Problem: Without changing anything, reproduce every record below.

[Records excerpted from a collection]
============================================================

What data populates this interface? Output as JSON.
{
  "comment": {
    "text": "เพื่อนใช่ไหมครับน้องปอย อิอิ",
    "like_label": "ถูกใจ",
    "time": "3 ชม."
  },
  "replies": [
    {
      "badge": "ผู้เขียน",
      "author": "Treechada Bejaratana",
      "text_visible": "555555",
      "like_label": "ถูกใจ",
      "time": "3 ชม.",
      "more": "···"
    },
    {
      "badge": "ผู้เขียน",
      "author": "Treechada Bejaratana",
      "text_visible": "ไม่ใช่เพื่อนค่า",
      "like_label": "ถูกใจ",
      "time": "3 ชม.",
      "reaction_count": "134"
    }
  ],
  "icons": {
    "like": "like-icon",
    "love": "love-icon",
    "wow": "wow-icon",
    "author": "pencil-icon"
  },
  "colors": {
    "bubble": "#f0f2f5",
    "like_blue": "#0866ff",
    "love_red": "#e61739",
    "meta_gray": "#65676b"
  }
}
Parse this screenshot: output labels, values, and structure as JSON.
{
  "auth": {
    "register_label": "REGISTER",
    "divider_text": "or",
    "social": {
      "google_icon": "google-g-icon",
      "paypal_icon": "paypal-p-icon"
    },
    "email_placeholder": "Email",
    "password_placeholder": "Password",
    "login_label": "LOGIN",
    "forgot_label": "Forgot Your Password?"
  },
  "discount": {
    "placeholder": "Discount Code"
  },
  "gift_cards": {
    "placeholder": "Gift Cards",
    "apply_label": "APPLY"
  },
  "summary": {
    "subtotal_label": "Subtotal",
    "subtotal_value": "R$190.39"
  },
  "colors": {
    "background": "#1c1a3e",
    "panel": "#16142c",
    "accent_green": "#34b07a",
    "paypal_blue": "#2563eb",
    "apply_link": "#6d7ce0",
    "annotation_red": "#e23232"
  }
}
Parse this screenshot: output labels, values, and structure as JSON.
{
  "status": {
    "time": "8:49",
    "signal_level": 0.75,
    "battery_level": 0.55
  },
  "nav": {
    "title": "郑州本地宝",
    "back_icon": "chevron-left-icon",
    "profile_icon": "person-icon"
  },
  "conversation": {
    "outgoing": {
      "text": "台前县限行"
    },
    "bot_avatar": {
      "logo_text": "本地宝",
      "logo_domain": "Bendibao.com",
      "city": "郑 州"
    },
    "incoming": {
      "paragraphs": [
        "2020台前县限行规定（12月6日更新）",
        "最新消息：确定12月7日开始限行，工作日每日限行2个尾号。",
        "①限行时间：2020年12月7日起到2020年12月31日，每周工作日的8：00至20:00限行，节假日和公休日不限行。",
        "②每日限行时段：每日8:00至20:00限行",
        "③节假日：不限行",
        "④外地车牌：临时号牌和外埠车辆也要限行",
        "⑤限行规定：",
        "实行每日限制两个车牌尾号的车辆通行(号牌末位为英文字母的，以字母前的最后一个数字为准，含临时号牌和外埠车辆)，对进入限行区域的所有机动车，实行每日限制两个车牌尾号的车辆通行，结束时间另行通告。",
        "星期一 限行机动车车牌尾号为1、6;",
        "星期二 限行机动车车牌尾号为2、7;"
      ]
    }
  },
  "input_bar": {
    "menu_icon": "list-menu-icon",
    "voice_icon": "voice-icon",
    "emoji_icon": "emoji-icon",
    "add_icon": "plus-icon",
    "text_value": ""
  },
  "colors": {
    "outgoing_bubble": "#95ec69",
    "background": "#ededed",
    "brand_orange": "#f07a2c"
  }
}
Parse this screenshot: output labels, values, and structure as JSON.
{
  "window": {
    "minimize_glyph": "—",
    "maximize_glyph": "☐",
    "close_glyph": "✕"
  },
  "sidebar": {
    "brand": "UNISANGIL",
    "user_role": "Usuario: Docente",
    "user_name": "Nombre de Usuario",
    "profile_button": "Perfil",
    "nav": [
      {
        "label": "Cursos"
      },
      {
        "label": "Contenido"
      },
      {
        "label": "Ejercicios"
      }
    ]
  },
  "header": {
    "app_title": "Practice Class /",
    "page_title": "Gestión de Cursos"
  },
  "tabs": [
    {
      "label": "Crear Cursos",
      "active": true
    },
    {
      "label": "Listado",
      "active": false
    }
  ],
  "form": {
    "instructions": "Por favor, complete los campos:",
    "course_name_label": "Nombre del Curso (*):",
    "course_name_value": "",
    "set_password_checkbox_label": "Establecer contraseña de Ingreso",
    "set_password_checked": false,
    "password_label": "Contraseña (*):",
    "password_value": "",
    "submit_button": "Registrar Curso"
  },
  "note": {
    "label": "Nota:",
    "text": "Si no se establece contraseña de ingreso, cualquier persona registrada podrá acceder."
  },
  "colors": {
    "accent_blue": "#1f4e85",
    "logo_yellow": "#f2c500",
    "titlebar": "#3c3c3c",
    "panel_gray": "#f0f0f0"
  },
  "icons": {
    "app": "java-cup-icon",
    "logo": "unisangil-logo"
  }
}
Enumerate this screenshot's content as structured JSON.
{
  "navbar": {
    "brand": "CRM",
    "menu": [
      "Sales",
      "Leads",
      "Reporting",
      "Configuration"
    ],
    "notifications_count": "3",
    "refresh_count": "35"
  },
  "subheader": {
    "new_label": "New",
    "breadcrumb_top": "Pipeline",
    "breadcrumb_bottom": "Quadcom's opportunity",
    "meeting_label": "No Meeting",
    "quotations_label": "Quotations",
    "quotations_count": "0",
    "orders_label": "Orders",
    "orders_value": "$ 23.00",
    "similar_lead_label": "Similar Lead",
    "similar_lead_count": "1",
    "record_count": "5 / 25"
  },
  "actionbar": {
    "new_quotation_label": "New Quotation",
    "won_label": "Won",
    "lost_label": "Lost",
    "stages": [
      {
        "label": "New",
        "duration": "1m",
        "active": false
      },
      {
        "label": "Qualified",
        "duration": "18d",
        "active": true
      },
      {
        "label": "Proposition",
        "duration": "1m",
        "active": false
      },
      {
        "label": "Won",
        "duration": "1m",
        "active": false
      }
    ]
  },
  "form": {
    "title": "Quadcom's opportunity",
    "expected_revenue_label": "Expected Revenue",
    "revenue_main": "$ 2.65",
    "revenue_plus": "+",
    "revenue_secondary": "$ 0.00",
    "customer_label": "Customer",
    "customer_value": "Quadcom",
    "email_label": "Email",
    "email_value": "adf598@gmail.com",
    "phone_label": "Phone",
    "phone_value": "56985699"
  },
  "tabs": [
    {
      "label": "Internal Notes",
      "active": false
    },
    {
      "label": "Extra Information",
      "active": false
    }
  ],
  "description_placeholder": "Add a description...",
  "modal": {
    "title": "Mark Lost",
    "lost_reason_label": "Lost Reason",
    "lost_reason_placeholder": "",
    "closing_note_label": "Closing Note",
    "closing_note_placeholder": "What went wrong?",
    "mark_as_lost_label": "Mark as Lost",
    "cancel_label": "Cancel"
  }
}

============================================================

Exercise answer:
What data populates this interface? Output as JSON.
{
  "comment": {
    "text": "เพื่อนใช่ไหมครับน้องปอย อิอิ",
    "like_label": "ถูกใจ",
    "time": "3 ชม."
  },
  "replies": [
    {
      "badge": "ผู้เขียน",
      "author": "Treechada Bejaratana",
      "text_visible": "555555",
      "like_label": "ถูกใจ",
      "time": "3 ชม.",
      "more": "···"
    },
    {
      "badge": "ผู้เขียน",
      "author": "Treechada Bejaratana",
      "text_visible": "ไม่ใช่เพื่อนค่า",
      "like_label": "ถูกใจ",
      "time": "3 ชม.",
      "reaction_count": "134"
    }
  ],
  "icons": {
    "like": "like-icon",
    "love": "love-icon",
    "wow": "wow-icon",
    "author": "pencil-icon"
  },
  "colors": {
    "bubble": "#f0f2f5",
    "like_blue": "#0866ff",
    "love_red": "#e61739",
    "meta_gray": "#65676b"
  }
}
Parse this screenshot: output labels, values, and structure as JSON.
{
  "auth": {
    "register_label": "REGISTER",
    "divider_text": "or",
    "social": {
      "google_icon": "google-g-icon",
      "paypal_icon": "paypal-p-icon"
    },
    "email_placeholder": "Email",
    "password_placeholder": "Password",
    "login_label": "LOGIN",
    "forgot_label": "Forgot Your Password?"
  },
  "discount": {
    "placeholder": "Discount Code"
  },
  "gift_cards": {
    "placeholder": "Gift Cards",
    "apply_label": "APPLY"
  },
  "summary": {
    "subtotal_label": "Subtotal",
    "subtotal_value": "R$190.39"
  },
  "colors": {
    "background": "#1c1a3e",
    "panel": "#16142c",
    "accent_green": "#34b07a",
    "paypal_blue": "#2563eb",
    "apply_link": "#6d7ce0",
    "annotation_red": "#e23232"
  }
}
Parse this screenshot: output labels, values, and structure as JSON.
{
  "status": {
    "time": "8:49",
    "signal_level": 0.75,
    "battery_level": 0.55
  },
  "nav": {
    "title": "郑州本地宝",
    "back_icon": "chevron-left-icon",
    "profile_icon": "person-icon"
  },
  "conversation": {
    "outgoing": {
      "text": "台前县限行"
    },
    "bot_avatar": {
      "logo_text": "本地宝",
      "logo_domain": "Bendibao.com",
      "city": "郑 州"
    },
    "incoming": {
      "paragraphs": [
        "2020台前县限行规定（12月6日更新）",
        "最新消息：确定12月7日开始限行，工作日每日限行2个尾号。",
        "①限行时间：2020年12月7日起到2020年12月31日，每周工作日的8：00至20:00限行，节假日和公休日不限行。",
        "②每日限行时段：每日8:00至20:00限行",
        "③节假日：不限行",
        "④外地车牌：临时号牌和外埠车辆也要限行",
        "⑤限行规定：",
        "实行每日限制两个车牌尾号的车辆通行(号牌末位为英文字母的，以字母前的最后一个数字为准，含临时号牌和外埠车辆)，对进入限行区域的所有机动车，实行每日限制两个车牌尾号的车辆通行，结束时间另行通告。",
        "星期一 限行机动车车牌尾号为1、6;",
        "星期二 限行机动车车牌尾号为2、7;"
      ]
    }
  },
  "input_bar": {
    "menu_icon": "list-menu-icon",
    "voice_icon": "voice-icon",
    "emoji_icon": "emoji-icon",
    "add_icon": "plus-icon",
    "text_value": ""
  },
  "colors": {
    "outgoing_bubble": "#95ec69",
    "background": "#ededed",
    "brand_orange": "#f07a2c"
  }
}
Parse this screenshot: output labels, values, and structure as JSON.
{
  "window": {
    "minimize_glyph": "—",
    "maximize_glyph": "☐",
    "close_glyph": "✕"
  },
  "sidebar": {
    "brand": "UNISANGIL",
    "user_role": "Usuario: Docente",
    "user_name": "Nombre de Usuario",
    "profile_button": "Perfil",
    "nav": [
      {
        "label": "Cursos"
      },
      {
        "label": "Contenido"
      },
      {
        "label": "Ejercicios"
      }
    ]
  },
  "header": {
    "app_title": "Practice Class /",
    "page_title": "Gestión de Cursos"
  },
  "tabs": [
    {
      "label": "Crear Cursos",
      "active": true
    },
    {
      "label": "Listado",
      "active": false
    }
  ],
  "form": {
    "instructions": "Por favor, complete los campos:",
    "course_name_label": "Nombre del Curso (*):",
    "course_name_value": "",
    "set_password_checkbox_label": "Establecer contraseña de Ingreso",
    "set_password_checked": false,
    "password_label": "Contraseña (*):",
    "password_value": "",
    "submit_button": "Registrar Curso"
  },
  "note": {
    "label": "Nota:",
    "text": "Si no se establece contraseña de ingreso, cualquier persona registrada podrá acceder."
  },
  "colors": {
    "accent_blue": "#1f4e85",
    "logo_yellow": "#f2c500",
    "titlebar": "#3c3c3c",
    "panel_gray": "#f0f0f0"
  },
  "icons": {
    "app": "java-cup-icon",
    "logo": "unisangil-logo"
  }
}
Enumerate this screenshot's content as structured JSON.
{
  "navbar": {
    "brand": "CRM",
    "menu": [
      "Sales",
      "Leads",
      "Reporting",
      "Configuration"
    ],
    "notifications_count": "3",
    "refresh_count": "35"
  },
  "subheader": {
    "new_label": "New",
    "breadcrumb_top": "Pipeline",
    "breadcrumb_bottom": "Quadcom's opportunity",
    "meeting_label": "No Meeting",
    "quotations_label": "Quotations",
    "quotations_count": "0",
    "orders_label": "Orders",
    "orders_value": "$ 23.00",
    "similar_lead_label": "Similar Lead",
    "similar_lead_count": "1",
    "record_count": "5 / 25"
  },
  "actionbar": {
    "new_quotation_label": "New Quotation",
    "won_label": "Won",
    "lost_label": "Lost",
    "stages": [
      {
        "label": "New",
        "duration": "1m",
        "active": false
      },
      {
        "label": "Qualified",
        "duration": "18d",
        "active": true
      },
      {
        "label": "Proposition",
        "duration": "1m",
        "active": false
      },
      {
        "label": "Won",
        "duration": "1m",
        "active": false
      }
    ]
  },
  "form": {
    "title": "Quadcom's opportunity",
    "expected_revenue_label": "Expected Revenue",
    "revenue_main": "$ 2.65",
    "revenue_plus": "+",
    "revenue_secondary": "$ 0.00",
    "customer_label": "Customer",
    "customer_value": "Quadcom",
    "email_label": "Email",
    "email_value": "adf598@gmail.com",
    "phone_label": "Phone",
    "phone_value": "56985699"
  },
  "tabs": [
    {
      "label": "Internal Notes",
      "active": false
    },
    {
      "label": "Extra Information",
      "active": false
    }
  ],
  "description_placeholder": "Add a description...",
  "modal": {
    "title": "Mark Lost",
    "lost_reason_label": "Lost Reason",
    "lost_reason_placeholder": "",
    "closing_note_label": "Closing Note",
    "closing_note_placeholder": "What went wrong?",
    "mark_as_lost_label": "Mark as Lost",
    "cancel_label": "Cancel"
  }
}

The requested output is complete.